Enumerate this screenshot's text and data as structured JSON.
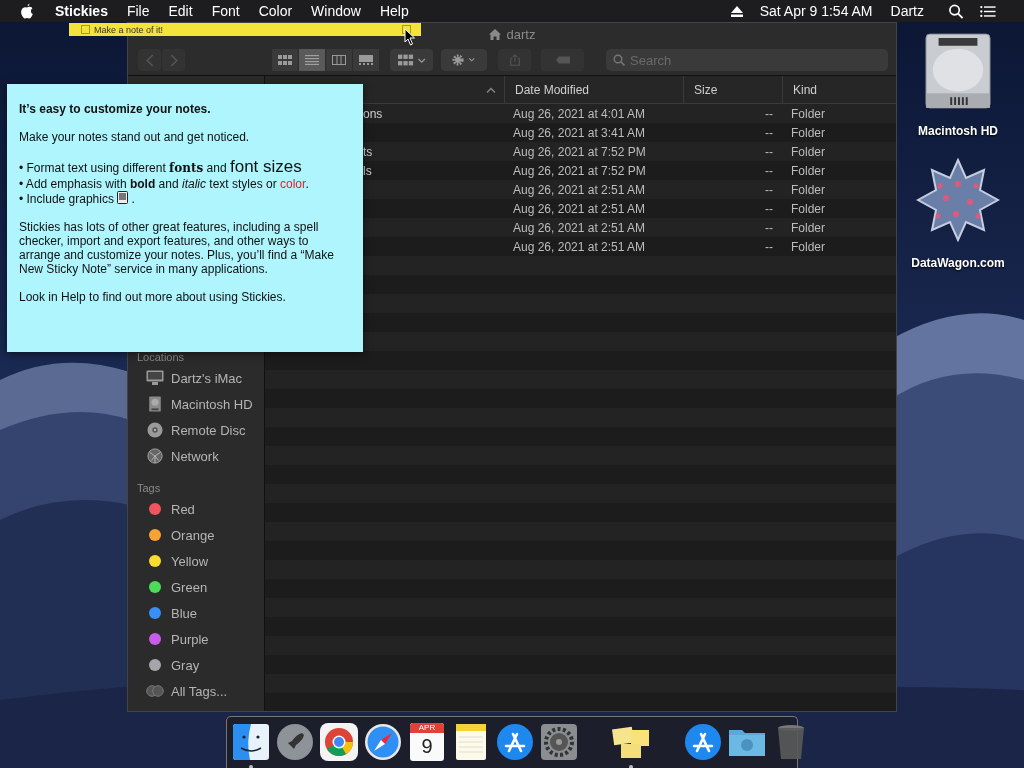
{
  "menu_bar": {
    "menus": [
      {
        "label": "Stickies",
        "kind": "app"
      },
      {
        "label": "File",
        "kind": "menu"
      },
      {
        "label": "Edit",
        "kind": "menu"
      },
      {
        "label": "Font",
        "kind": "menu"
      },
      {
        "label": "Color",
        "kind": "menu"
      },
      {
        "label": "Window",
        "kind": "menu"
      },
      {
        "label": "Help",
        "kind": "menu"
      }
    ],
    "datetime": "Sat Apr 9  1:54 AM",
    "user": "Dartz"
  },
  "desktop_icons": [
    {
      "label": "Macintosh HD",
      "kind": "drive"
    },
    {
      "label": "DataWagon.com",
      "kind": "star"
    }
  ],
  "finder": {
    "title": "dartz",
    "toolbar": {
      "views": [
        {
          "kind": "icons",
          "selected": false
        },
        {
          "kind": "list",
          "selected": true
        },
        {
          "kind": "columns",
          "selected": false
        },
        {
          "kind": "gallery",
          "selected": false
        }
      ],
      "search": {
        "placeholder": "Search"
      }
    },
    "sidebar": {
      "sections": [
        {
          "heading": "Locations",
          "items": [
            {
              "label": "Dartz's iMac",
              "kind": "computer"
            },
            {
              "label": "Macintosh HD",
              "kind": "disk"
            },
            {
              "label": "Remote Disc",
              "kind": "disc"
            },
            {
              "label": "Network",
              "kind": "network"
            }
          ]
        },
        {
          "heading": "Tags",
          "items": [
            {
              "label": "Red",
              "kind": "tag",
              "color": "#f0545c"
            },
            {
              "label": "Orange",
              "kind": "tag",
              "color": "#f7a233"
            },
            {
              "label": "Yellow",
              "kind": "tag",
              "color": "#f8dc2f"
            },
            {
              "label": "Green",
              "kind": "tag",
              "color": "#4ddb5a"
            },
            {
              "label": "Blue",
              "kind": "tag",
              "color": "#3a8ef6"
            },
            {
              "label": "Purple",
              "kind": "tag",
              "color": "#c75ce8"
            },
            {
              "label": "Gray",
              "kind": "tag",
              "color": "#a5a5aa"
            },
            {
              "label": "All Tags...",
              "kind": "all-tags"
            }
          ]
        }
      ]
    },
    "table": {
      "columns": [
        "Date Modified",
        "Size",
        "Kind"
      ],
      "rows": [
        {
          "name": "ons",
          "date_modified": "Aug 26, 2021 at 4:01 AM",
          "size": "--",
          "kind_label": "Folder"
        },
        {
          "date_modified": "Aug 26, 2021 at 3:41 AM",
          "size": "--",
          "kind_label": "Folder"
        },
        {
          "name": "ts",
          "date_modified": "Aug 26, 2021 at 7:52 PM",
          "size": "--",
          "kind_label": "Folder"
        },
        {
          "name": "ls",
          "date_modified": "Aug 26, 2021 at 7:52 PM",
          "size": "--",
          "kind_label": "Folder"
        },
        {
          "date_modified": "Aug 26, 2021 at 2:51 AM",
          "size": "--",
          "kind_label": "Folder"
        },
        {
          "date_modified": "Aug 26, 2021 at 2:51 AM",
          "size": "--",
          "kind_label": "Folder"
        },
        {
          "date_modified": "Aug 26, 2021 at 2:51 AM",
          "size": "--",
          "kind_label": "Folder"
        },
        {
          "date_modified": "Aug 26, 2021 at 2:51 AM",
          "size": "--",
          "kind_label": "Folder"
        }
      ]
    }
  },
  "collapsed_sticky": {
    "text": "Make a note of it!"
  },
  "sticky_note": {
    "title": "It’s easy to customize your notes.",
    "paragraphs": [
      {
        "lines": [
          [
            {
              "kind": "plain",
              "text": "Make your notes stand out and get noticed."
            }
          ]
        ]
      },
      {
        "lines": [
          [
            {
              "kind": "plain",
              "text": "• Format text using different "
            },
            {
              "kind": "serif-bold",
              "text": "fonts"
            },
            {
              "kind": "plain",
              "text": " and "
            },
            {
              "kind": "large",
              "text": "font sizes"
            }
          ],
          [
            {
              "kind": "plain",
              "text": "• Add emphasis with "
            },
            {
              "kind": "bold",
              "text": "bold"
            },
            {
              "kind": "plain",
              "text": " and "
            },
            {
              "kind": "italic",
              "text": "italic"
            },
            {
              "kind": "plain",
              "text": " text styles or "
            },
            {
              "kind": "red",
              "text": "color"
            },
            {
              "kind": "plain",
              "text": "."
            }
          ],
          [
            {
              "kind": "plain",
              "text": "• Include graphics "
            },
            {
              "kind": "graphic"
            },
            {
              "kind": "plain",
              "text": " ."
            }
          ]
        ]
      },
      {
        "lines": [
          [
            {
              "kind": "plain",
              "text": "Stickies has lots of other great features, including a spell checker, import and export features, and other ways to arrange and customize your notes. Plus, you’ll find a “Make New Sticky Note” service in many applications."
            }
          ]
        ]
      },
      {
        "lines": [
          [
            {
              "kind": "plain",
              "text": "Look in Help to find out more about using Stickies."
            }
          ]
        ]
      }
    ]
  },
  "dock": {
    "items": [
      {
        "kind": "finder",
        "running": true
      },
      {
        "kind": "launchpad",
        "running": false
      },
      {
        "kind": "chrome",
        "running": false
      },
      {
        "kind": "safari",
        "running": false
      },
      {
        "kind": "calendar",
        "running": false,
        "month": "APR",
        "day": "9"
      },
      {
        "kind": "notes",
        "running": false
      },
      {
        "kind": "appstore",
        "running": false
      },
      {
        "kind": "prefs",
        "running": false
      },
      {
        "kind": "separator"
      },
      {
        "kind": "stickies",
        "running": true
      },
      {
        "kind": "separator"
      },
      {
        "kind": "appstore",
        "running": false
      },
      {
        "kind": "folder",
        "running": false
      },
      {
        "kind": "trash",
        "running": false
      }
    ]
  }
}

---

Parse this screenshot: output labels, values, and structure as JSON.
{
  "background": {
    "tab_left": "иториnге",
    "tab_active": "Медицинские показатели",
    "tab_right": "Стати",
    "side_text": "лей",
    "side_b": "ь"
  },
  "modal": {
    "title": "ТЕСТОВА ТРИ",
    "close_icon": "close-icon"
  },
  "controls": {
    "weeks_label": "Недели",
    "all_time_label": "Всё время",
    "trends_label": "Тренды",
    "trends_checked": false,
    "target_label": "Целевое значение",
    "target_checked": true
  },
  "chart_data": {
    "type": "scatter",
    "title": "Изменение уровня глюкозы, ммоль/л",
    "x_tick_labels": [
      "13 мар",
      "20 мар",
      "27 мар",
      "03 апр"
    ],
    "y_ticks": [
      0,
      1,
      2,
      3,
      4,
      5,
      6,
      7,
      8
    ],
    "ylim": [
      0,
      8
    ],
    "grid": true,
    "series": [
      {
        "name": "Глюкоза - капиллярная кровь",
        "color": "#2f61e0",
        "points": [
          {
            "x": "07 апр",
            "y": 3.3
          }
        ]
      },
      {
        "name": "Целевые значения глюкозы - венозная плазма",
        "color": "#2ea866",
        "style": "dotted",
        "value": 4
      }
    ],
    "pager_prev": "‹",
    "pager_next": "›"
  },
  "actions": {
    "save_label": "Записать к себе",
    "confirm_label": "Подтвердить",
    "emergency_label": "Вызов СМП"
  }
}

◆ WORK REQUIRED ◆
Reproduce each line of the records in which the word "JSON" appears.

◆ RESPONSE AREA ◆
Enumerate this screenshot's text and data as structured JSON.
Parse this screenshot: output labels, values, and structure as JSON.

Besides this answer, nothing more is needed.